Task brief:
Only the lines that hold the word "parent" are wanted from this listing.
[Data for review]
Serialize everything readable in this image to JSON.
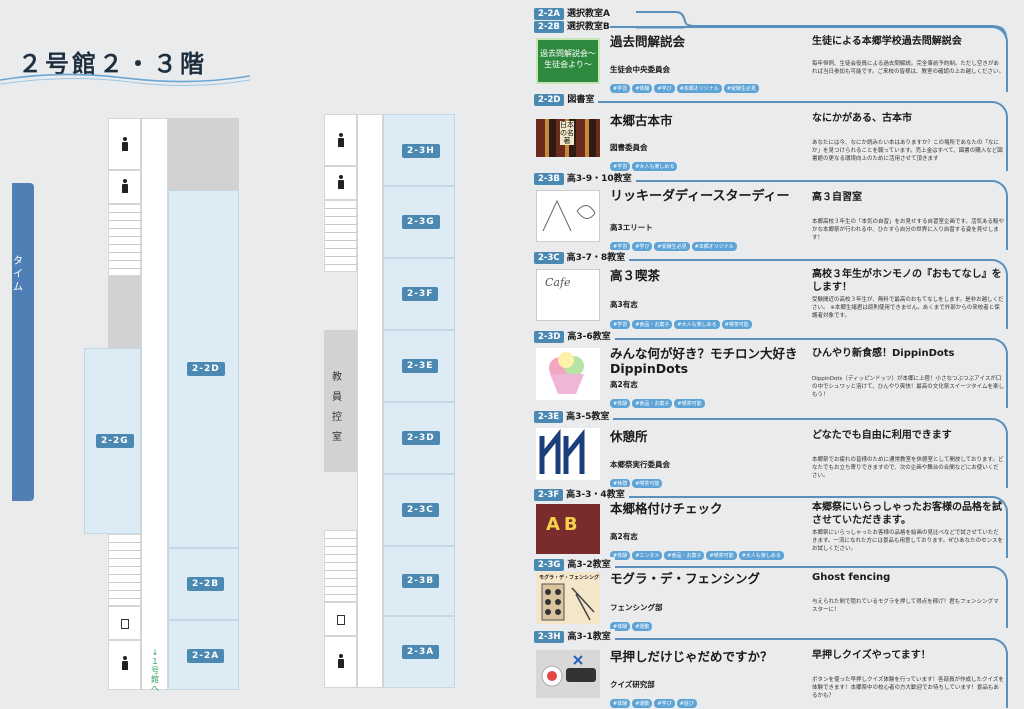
{
  "floor_title": "２号館２・３階",
  "side_tab_text": "タイム",
  "map": {
    "rooms_2f": {
      "g": "2-2G",
      "d": "2-2D",
      "b": "2-2B",
      "a": "2-2A"
    },
    "rooms_3f": {
      "h": "2-3H",
      "g": "2-3G",
      "f": "2-3F",
      "e": "2-3E",
      "d": "2-3D",
      "c": "2-3C",
      "b": "2-3B",
      "a": "2-3A"
    },
    "staff_room": "教員控室",
    "to_building1": "↓１号館へ"
  },
  "top_rooms": [
    {
      "code": "2-2A",
      "name": "選択教室A"
    },
    {
      "code": "2-2B",
      "name": "選択教室B"
    }
  ],
  "events": [
    {
      "code": "",
      "room": "",
      "title": "過去問解説会",
      "org": "生徒会中央委員会",
      "tags": [
        "#学習",
        "#体験",
        "#学び",
        "#本郷オリジナル",
        "#受験生必見"
      ],
      "subtitle": "生徒による本郷学校過去問解説会",
      "desc": "毎年恒例、生徒会役員による過去問解説。完全事前予約制。ただし空きがあれば当日参加も可能です。ご来校の皆様は、教室の確認の上お越しください。",
      "thumb": "過去問解説会〜生徒会より〜"
    },
    {
      "code": "2-2D",
      "room": "図書室",
      "title": "本郷古本市",
      "org": "図書委員会",
      "tags": [
        "#学習",
        "#大人も楽しめる"
      ],
      "subtitle": "なにかがある、古本市",
      "desc": "あなたには今、なにか読みたい本はありますか？この場所であなたの「なにか」を見つけられることを願っています。売上金はすべて、図書の購入など図書館の更なる環境向上のために活用させて頂きます",
      "thumb": "日本の名著"
    },
    {
      "code": "2-3B",
      "room": "高3-9・10教室",
      "title": "リッキーダディースターディー",
      "org": "高3エリート",
      "tags": [
        "#学習",
        "#学び",
        "#受験生必見",
        "#本郷オリジナル"
      ],
      "subtitle": "高３自習室",
      "desc": "本郷高校３年生の「本気の自習」をお見せする自習室企画です。活気ある賑やかな本郷祭が行われる中、ひたすら自分の世界に入り自習する姿を見せします！",
      "thumb": ""
    },
    {
      "code": "2-3C",
      "room": "高3-7・8教室",
      "title": "高３喫茶",
      "org": "高3有志",
      "tags": [
        "#学習",
        "#食品・お菓子",
        "#大人も楽しめる",
        "#喫茶可能"
      ],
      "subtitle": "高校３年生がホンモノの『おもてなし』をします！",
      "desc": "受験間近の高校３年生が、無料で最高のおもてなしをします。是非お越しください。 ※本郷生諸君は原則使用できません。あくまで外部からの来校者と保護者対象です。",
      "thumb": "Cafe"
    },
    {
      "code": "2-3D",
      "room": "高3-6教室",
      "title": "みんな何が好き？モチロン大好きDippinDots",
      "org": "高2有志",
      "tags": [
        "#体験",
        "#食品・お菓子",
        "#喫茶可能"
      ],
      "subtitle": "ひんやり新食感！DippinDots",
      "desc": "DippinDots（ディッピンドッツ）が本郷に上陸！小さなつぶつぶアイスが口の中でシュワッと溶けて、ひんやり爽快！最高の文化祭スイーツタイムを楽しもう！",
      "thumb": ""
    },
    {
      "code": "2-3E",
      "room": "高3-5教室",
      "title": "休憩所",
      "org": "本郷祭実行委員会",
      "tags": [
        "#休憩",
        "#喫茶可能"
      ],
      "subtitle": "どなたでも自由に利用できます",
      "desc": "本郷祭でお疲れの皆様のために通常教室を休憩室として開放しております。どなたでもお立ち寄りできますので、次の企画や舞台の合間などにお使いください。",
      "thumb": ""
    },
    {
      "code": "2-3F",
      "room": "高3-3・4教室",
      "title": "本郷格付けチェック",
      "org": "高2有志",
      "tags": [
        "#体験",
        "#エンタメ",
        "#食品・お菓子",
        "#喫茶可能",
        "#大人も楽しめる"
      ],
      "subtitle": "本郷祭にいらっしゃったお客様の品格を試させていただきます。",
      "desc": "本郷祭にいらっしゃったお客様の品格を絵画の見比べなどで試させていただきます。一流になれた方には景品も用意しております。ぜひあなたのセンスをお試しください。",
      "thumb": "AB"
    },
    {
      "code": "2-3G",
      "room": "高3-2教室",
      "title": "モグラ・デ・フェンシング",
      "org": "フェンシング部",
      "tags": [
        "#体験",
        "#運動"
      ],
      "subtitle": "Ghost fencing",
      "desc": "与えられた剣で隠れているモグラを押して得点を稼げ！君もフェンシングマスターに！",
      "thumb": "モグラ・デ・フェンシング！"
    },
    {
      "code": "2-3H",
      "room": "高3-1教室",
      "title": "早押しだけじゃだめですか？",
      "org": "クイズ研究部",
      "tags": [
        "#体験",
        "#運動",
        "#学び",
        "#遊び"
      ],
      "subtitle": "早押しクイズやってます！",
      "desc": "ボタンを使った早押しクイズ体験を行っています！各部員が作成したクイズを体験できます！本郷祭中の校心者の方大歓迎でお待ちしています！景品もあるかも？",
      "thumb": ""
    }
  ]
}
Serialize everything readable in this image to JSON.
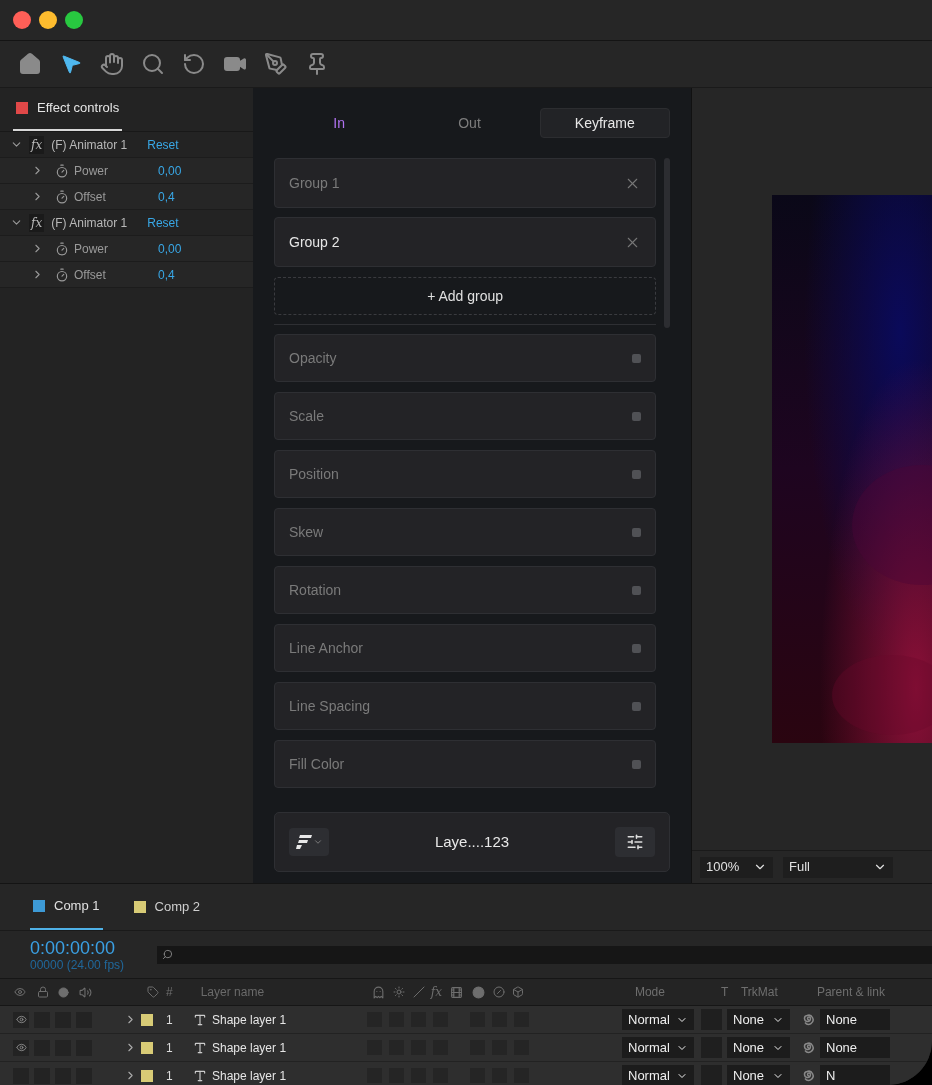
{
  "window": {
    "controls": [
      {
        "color": "#ff5f57"
      },
      {
        "color": "#febc2e"
      },
      {
        "color": "#28c840"
      }
    ]
  },
  "toolbar": {
    "tools": [
      {
        "selected": false
      },
      {
        "selected": true
      },
      {
        "selected": false
      },
      {
        "selected": false
      },
      {
        "selected": false
      },
      {
        "selected": false
      },
      {
        "selected": false
      },
      {
        "selected": false
      }
    ]
  },
  "effect_panel": {
    "tab": {
      "label": "Effect controls",
      "color": "#e04848",
      "selected": true
    },
    "effects": [
      {
        "fx": "fx",
        "name": "(F) Animator 1",
        "action": "Reset",
        "expanded": true,
        "children": [
          {
            "name": "Power",
            "value": "0,00",
            "expanded": false
          },
          {
            "name": "Offset",
            "value": "0,4",
            "expanded": false
          }
        ]
      },
      {
        "fx": "fx",
        "name": "(F) Animator 1",
        "action": "Reset",
        "expanded": true,
        "children": [
          {
            "name": "Power",
            "value": "0,00",
            "expanded": false
          },
          {
            "name": "Offset",
            "value": "0,4",
            "expanded": false
          }
        ]
      }
    ]
  },
  "animator": {
    "tabs": [
      {
        "label": "In",
        "selected": true
      },
      {
        "label": "Out",
        "selected": false
      }
    ],
    "keyframe_button": "Keyframe",
    "groups": [
      {
        "label": "Group 1",
        "selected": false
      },
      {
        "label": "Group 2",
        "selected": true
      }
    ],
    "add_group": "+ Add group",
    "properties": [
      {
        "label": "Opacity"
      },
      {
        "label": "Scale"
      },
      {
        "label": "Position"
      },
      {
        "label": "Skew"
      },
      {
        "label": "Rotation"
      },
      {
        "label": "Line Anchor"
      },
      {
        "label": "Line Spacing"
      },
      {
        "label": "Fill Color"
      }
    ],
    "footer": {
      "layer": "Laye....123"
    }
  },
  "viewer": {
    "zoom": "100%",
    "resolution": "Full"
  },
  "timeline": {
    "comps": [
      {
        "label": "Comp 1",
        "color": "#3d9ad6",
        "selected": true
      },
      {
        "label": "Comp 2",
        "color": "#d8cb76",
        "selected": false
      }
    ],
    "timecode": "0:00:00:00",
    "frames": "00000 (24.00 fps)",
    "columns": {
      "number": "#",
      "layer_name": "Layer name",
      "fx": "fx",
      "mode": "Mode",
      "t": "T",
      "trkmat": "TrkMat",
      "parent": "Parent & link"
    },
    "layers": [
      {
        "visible": true,
        "color": "#d8cb76",
        "number": "1",
        "name": "Shape layer 1",
        "mode": "Normal",
        "trkmat": "None",
        "parent": "None"
      },
      {
        "visible": true,
        "color": "#d8cb76",
        "number": "1",
        "name": "Shape layer 1",
        "mode": "Normal",
        "trkmat": "None",
        "parent": "None"
      },
      {
        "visible": false,
        "color": "#d8cb76",
        "number": "1",
        "name": "Shape layer 1",
        "mode": "Normal",
        "trkmat": "None",
        "parent": "N"
      }
    ]
  }
}
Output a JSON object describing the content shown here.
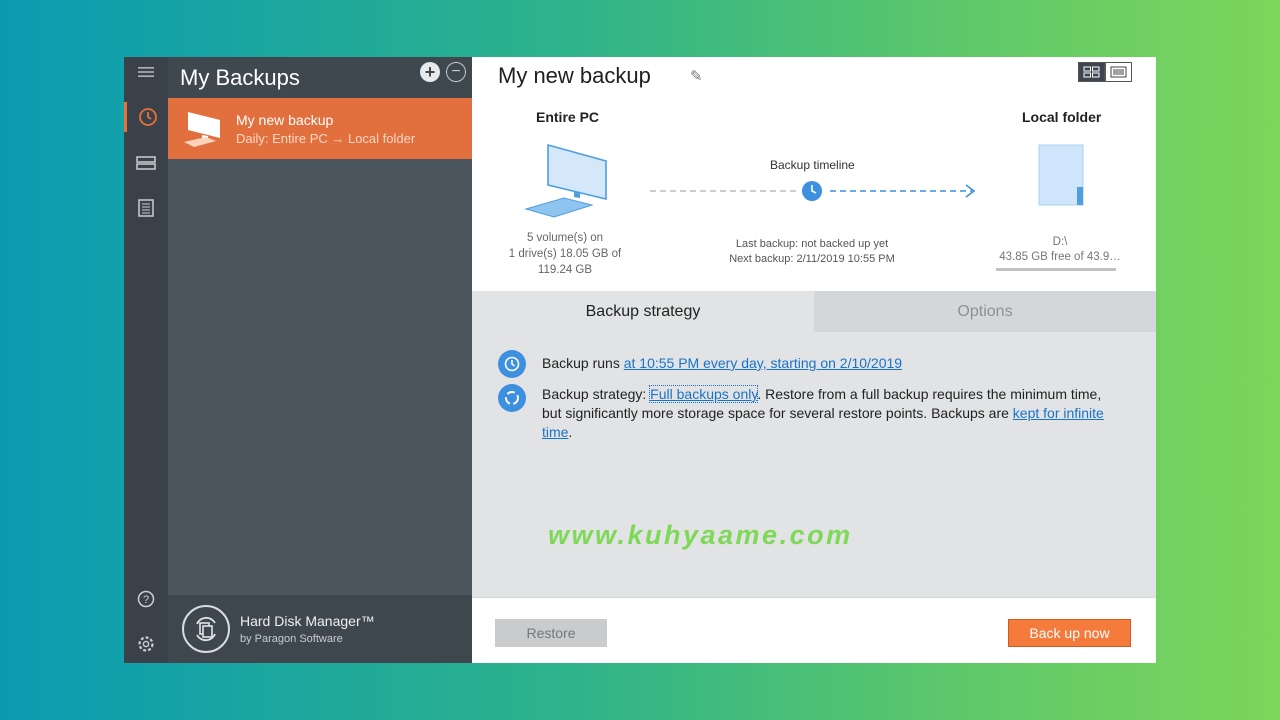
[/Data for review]
Answer to the problem:
      "parent": "Parent & link"
        "parent": "None"
        "parent": "None"
        "parent": "N"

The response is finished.